Flies
Depending on the species, the life expectancy of a fly is eight days to two months, or in some cases, up to a year. One pair of flies can produce more than one million offspring in as little as six to eight weeks. For every fly seen, there are an estimated nineteen more hidden from view.

Danger:
Flies spread diseases readily because they move quickly from rotting, disease-laden garbage to exposed human foods and utensils. In fact, more than 100 pathogens are associated with flies including salmonella, staphylococcus, e. coli and shigella. These pathogens can cause disease in humans and animals including typhoid fever, cholera, bacillary dysentery, hepatitis, ophthalmia, polio, tuberculosis and infantile diarrhea.

Prevention Tips:
Sanitation is critical to controlling these pests, but accurate identification is essential for successful fly control. Make sure to keep lids on garbage cans, clean up pet feces in the yard, and keep screens and doors shut tight to reduce fly populations within the home.
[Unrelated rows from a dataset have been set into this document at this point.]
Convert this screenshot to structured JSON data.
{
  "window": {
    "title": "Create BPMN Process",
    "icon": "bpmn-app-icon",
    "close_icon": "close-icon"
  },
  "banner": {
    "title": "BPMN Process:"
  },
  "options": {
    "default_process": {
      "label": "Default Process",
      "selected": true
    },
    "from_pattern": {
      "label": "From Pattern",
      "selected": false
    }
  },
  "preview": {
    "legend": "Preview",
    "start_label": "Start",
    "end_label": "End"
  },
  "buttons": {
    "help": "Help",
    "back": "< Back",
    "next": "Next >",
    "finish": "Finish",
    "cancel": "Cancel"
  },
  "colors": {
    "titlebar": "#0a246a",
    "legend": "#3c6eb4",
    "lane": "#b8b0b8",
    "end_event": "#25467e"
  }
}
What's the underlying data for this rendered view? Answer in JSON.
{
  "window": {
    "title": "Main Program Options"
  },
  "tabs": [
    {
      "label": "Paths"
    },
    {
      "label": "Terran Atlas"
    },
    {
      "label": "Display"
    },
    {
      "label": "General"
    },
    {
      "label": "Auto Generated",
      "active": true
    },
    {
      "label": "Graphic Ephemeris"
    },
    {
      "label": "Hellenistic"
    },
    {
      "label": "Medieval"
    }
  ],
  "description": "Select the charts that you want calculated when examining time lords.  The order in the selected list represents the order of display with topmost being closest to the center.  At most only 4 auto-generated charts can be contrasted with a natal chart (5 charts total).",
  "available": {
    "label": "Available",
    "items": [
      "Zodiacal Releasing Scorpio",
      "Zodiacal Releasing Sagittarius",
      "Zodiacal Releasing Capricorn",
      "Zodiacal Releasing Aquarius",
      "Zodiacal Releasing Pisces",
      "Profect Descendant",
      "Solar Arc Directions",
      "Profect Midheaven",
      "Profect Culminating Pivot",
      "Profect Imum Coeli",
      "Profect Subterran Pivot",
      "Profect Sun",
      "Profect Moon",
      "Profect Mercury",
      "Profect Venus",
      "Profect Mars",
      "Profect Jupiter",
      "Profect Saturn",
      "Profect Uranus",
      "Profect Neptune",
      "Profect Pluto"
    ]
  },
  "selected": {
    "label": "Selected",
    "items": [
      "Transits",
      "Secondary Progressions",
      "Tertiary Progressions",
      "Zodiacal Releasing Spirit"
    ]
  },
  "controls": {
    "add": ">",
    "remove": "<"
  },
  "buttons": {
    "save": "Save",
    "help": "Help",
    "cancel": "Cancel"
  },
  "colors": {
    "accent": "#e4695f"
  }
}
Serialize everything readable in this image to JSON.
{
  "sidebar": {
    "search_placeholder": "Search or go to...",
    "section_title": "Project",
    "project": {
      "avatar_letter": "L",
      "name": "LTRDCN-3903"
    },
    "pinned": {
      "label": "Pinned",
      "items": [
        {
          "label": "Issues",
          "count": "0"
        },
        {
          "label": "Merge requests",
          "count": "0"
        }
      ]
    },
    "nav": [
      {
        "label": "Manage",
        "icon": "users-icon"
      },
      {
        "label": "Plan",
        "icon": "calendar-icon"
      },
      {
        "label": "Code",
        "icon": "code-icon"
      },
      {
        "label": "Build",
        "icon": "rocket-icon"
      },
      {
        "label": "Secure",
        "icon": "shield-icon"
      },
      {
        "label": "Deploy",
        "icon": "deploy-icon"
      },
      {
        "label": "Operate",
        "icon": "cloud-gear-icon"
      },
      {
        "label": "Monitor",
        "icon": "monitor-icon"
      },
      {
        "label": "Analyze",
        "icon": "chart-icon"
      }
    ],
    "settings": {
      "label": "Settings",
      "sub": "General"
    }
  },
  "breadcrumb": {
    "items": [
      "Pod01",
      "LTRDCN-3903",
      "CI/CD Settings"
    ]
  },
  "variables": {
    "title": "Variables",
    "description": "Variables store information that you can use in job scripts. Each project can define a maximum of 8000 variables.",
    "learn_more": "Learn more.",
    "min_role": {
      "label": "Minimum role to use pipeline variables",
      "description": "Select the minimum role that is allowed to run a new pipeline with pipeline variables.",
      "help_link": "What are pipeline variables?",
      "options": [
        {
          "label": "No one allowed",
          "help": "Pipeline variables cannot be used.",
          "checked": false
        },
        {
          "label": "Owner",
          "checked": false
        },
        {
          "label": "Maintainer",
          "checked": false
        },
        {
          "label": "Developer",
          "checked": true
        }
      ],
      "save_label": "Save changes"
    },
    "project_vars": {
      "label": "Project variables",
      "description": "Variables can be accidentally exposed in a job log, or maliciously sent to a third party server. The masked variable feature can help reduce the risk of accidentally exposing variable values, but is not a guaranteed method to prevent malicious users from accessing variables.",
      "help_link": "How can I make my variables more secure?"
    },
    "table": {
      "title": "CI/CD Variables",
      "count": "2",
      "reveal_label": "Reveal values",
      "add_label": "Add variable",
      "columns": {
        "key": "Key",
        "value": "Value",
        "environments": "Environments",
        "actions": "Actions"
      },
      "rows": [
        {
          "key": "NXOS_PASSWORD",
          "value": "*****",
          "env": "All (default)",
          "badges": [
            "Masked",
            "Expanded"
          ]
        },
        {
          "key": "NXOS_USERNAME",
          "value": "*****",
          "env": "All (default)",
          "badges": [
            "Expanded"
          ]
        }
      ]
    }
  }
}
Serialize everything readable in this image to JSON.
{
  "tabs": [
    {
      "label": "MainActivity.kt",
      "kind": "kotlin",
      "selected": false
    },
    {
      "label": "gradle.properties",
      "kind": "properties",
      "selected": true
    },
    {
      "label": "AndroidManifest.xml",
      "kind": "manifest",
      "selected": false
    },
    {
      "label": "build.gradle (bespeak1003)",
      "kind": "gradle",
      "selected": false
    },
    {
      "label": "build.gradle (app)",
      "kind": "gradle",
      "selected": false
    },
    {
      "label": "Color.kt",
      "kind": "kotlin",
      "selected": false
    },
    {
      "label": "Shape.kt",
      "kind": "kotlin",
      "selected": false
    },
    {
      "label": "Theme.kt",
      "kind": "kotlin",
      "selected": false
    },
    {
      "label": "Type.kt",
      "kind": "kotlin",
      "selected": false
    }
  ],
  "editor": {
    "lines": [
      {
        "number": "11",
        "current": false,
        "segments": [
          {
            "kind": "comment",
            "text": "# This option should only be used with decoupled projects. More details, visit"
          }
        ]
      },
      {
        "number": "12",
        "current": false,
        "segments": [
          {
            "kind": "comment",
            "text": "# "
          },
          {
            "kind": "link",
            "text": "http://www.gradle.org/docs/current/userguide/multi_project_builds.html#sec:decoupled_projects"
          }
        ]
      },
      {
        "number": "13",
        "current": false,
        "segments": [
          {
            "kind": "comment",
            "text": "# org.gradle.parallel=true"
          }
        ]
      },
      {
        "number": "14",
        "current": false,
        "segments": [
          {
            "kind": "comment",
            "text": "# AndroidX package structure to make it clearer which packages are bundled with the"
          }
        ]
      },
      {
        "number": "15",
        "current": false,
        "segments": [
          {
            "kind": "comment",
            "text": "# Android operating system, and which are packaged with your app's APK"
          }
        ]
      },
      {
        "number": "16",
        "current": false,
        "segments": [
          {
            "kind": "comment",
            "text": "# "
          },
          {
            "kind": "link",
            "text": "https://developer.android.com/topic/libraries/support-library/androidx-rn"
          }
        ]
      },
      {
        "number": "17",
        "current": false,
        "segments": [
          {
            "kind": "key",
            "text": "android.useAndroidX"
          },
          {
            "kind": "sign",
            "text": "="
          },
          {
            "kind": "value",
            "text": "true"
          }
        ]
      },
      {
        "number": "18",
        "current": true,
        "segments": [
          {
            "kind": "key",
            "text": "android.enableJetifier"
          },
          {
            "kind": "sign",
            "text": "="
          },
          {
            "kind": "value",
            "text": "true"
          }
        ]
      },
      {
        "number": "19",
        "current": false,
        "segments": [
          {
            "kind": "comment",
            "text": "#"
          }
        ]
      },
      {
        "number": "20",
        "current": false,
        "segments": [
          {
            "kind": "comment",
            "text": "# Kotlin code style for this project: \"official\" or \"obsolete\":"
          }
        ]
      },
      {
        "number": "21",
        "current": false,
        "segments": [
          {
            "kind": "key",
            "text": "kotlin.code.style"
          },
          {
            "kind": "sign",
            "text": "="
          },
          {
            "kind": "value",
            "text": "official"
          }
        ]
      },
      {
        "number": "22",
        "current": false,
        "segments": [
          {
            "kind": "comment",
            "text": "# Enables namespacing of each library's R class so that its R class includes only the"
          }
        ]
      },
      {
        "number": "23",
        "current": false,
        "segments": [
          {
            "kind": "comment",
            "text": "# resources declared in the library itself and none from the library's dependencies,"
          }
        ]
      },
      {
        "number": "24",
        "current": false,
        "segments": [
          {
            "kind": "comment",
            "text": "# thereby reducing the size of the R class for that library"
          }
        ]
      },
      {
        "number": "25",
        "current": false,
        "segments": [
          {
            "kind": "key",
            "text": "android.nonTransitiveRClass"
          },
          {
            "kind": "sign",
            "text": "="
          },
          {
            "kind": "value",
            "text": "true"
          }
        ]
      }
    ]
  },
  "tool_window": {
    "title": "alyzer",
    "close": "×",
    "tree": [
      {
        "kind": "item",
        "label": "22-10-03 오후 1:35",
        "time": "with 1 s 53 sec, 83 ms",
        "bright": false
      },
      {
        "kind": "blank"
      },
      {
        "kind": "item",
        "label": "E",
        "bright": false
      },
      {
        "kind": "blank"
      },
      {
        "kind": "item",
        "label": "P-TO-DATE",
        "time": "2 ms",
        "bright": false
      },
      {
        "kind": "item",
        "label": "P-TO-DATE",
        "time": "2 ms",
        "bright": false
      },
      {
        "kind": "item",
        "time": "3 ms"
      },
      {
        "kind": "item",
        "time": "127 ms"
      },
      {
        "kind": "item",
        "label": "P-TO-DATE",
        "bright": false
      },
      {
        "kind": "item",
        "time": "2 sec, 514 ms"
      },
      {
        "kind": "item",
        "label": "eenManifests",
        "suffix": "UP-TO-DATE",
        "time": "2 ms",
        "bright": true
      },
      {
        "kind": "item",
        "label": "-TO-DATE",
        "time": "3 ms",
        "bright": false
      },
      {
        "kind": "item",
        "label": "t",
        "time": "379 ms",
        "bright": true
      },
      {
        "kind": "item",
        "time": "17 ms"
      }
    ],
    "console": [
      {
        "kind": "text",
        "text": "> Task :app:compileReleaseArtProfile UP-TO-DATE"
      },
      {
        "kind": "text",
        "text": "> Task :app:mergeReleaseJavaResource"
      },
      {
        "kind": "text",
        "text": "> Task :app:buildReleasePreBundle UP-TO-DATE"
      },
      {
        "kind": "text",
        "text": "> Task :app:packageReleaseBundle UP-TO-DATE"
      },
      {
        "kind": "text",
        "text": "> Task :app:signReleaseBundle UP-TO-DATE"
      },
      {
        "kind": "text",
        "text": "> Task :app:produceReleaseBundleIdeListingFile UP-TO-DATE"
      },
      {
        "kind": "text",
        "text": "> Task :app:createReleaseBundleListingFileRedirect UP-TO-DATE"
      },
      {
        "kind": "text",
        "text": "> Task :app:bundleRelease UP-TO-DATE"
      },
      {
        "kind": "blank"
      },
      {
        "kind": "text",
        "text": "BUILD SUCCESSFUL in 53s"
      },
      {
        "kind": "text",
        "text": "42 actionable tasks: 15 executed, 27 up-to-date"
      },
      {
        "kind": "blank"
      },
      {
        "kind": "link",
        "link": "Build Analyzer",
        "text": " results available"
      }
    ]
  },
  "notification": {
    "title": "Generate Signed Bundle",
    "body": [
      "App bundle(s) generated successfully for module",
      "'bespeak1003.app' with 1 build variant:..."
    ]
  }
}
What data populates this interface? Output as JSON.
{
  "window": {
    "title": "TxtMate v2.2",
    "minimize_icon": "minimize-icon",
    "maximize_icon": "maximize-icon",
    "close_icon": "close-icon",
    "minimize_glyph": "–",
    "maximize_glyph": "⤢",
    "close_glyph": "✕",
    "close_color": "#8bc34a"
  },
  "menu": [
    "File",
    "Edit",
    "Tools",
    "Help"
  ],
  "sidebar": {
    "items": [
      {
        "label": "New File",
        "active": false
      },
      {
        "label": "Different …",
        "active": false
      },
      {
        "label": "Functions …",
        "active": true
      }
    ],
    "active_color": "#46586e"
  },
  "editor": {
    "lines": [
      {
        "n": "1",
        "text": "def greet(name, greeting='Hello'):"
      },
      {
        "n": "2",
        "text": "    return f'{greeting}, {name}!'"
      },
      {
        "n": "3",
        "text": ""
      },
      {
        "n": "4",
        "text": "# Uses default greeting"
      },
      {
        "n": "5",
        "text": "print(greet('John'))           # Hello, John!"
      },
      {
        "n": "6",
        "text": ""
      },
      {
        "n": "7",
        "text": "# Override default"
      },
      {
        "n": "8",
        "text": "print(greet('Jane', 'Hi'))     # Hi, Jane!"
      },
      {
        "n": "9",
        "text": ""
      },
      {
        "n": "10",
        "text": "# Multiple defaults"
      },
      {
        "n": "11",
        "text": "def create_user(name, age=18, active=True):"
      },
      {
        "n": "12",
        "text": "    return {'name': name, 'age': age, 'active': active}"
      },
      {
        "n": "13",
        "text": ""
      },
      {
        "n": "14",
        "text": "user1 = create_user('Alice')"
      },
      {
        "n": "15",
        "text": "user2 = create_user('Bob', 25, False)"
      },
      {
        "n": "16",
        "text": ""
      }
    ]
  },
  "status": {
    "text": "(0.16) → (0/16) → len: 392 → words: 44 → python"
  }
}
Moths:
Indian meal moths frequently are found flying haplessly in kitchens and living rooms. The moth is not a good flier and is usually a lone flier. The adult moths do not feed but the larvae, which can penetrate packages, will infest cracked grain such as wheat or cornmeal. They will also feed on nutmeats. The larvae feed in the grain and then crawl from the food source to pupate. After this resting stage, the adults emerge leaving a spun webbing and start the process again. Sometimes the abandoned webbing is found in cracks and crevices of plastic food containers, or even in the wall/ceiling jointure in other rooms of the home. We can identify these pests and can prescribe a treatment.
Moths
Indian meal moths frequently are found flying haplessly in kitchens and living rooms. The moth is not a good flier and is usually a lone flier. The adult moths do not feed but the larvae, which can penetrate packages, will infest cracked grain such as wheat or cornmeal. They will also feed on nutmeats. The larvae feed in the grain and then crawl from the food source to pupate. After this resting stage, the adults emerge leaving a spun webbing and start the process again. Sometimes the abandoned webbing is found in cracks and crevices of plastic food containers, or even in the wall/ceiling jointure in other rooms of the home.. We can identify these pests and can prescribe a treatment.
Silverfish
Silverfish are silver triangular insects that have three long appendages extending from the rear. They feed on molds and other organic materials, damaging fabric, paper and book bindings. They enter through cracks and voids, and are often found in attics and basements. Silverfish thrive in moist areas where mold is present and they are able to feed on it. They are often found in the soffits and behind the fascia boards behind gutters. They are extremely hard to control, so when they become a regular problem a professional should be contacted.